New York City will soon be getting a new area code – 332. That’s on top of 718, 917, 646, 929 and the old standby 212.
212 is, and always has been, the “it” area code. It’s not easy to get a 212 prefix. In fact, you have to wait till current 212 lines are given up. There’s a company here that will purchase existing 212 numbers from their holders and sell them at a premium to people who simply must have a 212 phone number.
Even in these days of multiple area codes for larger cities, people everywhere still know that 212 is the center of New York City – Manhattan, the Big Apple, the hub of business and media and lots more.
What does 718, 917 or 646 represent? The outer boroughs, New York latecomers, cell phones. But not New York City!
When Ma Bell (remember the old phone company?) introduced direct dialing for long distance, we still had rotary phones which made clicks as you turned the dial. So with New York being the biggest market, 212 would be the fastest to dial with a rotary phone. Similarly, Chicago and L.A., as the next biggest population centers, got their 312 And 213 area codes, which were also quick to dial. Smaller markets got higher numbers, which took longer to dial. (Remember, this was before we had touch tone phones, which rely on different audio tones rather than clicks to represent numbers dialed.)
So, back to 212. You knew it was New York.
And thanks to area codes, we got to recognize where callers, or people or businesses we were calling, were located. 617: Boston, for wicked sure. 215: Philly. 214: Dallas, y'all. 415: San Francisco. 305: Si, Miami. Jersey was 201. Now, L.A. could be 818, 323 or 424. Calling across the river to New Jersey could now be 201, or it could be 973, 732, 908, 862 or a whole bunch of other numbers for what used to be just 609 for south Jersey.
And now, with cellphones and the portability of phone numbers, it’s hard to tell where you’re calling.

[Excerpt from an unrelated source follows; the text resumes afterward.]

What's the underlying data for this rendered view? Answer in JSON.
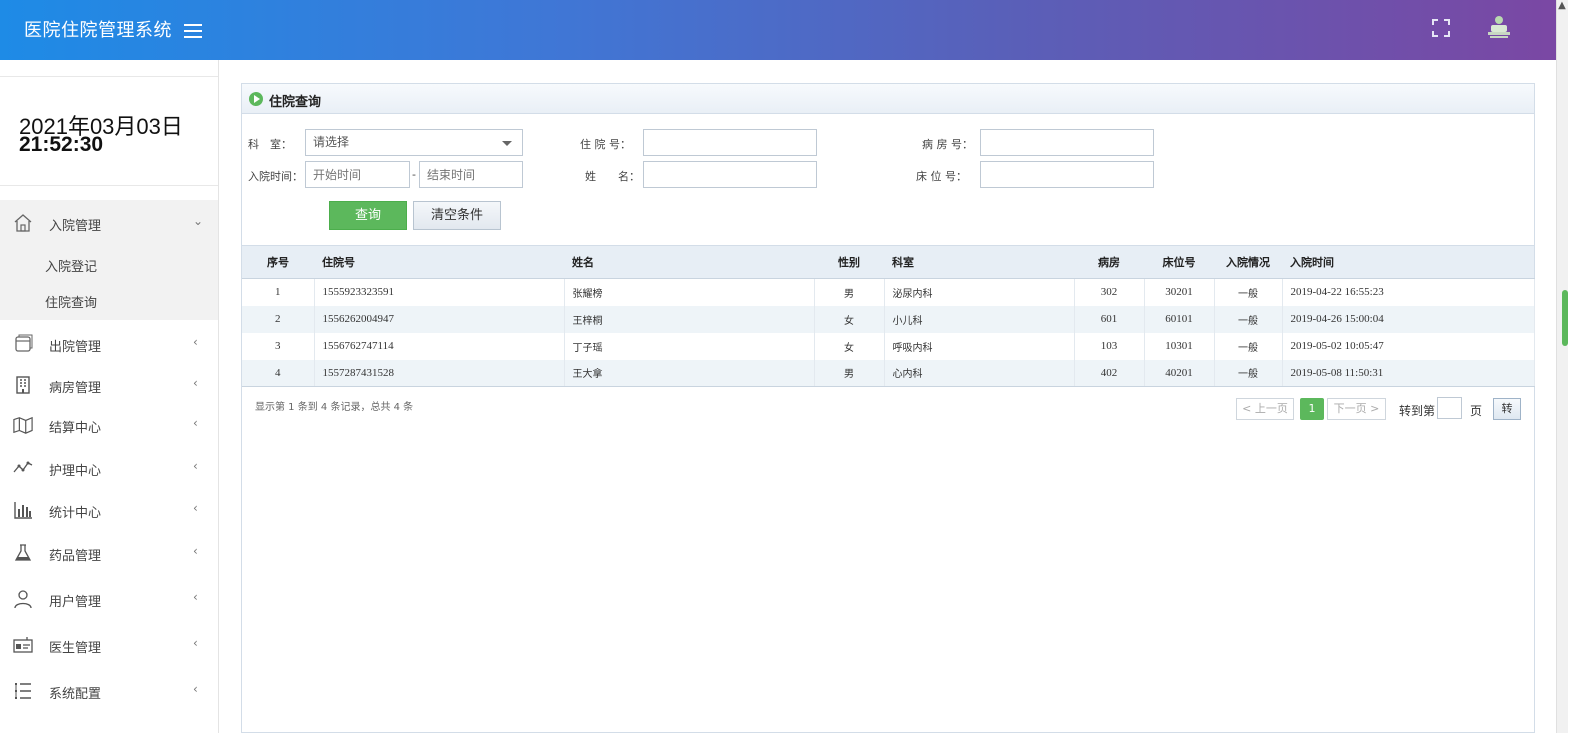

My son lives in Hollywood, but his phone number starts with 914 – Westchester. My nieces live in Manhattan and Brooklyn, but their numbers are 617, from their days growing up outside of Boston.
Of course, many of us don’t need to remember area codes – or phone numbers - anymore. They’re just programmed into our phones. How many times, if asked for a phone number, do we have to look at the address book in our cellphones?
And imagine if E.T. wanted to phone home now. How many area codes would he need to try?
When I last wrote about magazines, back in August, things seemed to be bit brighter for publishers. But new numbers just out paint a different picture, with readership continuing the downward trend.
What's alarming about the numbers now is the downward trend is also being reflected in online readership, long thought to be the saving grace for magazines.
Erik Sass, writing in Publishers Daily, explains that declines in print readership had often been balanced out by increases in digital readership. But generally, he says, digital editions are a very small part of total magazine readership. And in some cases lately, digital audiences have also declined.
Measurement doesn't take into consideration readership picked up from websites, so the numbers may be a little less bleak than they appear.
At the same time, perhaps reflecting this trend, fewer publishers have taken the plunge with new titles. So far this year, 113 new titles have been launched, which is down by 41 percent from last year’s 190 new titles. The most popular categories for the new titles were food and lifestyle, followed by automotive, parenting, home and travel.
In the B-to-B category, 13 new titles launched, down from 47 launches in 2014.
Despite closures of some major titles like Details, Fitness and Lucky, fewer magazines shut down this year versus the year before – 35 in 2015, compared to 99 last year. That’s a 65 percent drop.
Seven B-to-B magazines closed up shop this year, versus 27 in 2014.
Mixed news, but at least it’s not all bad for publishers.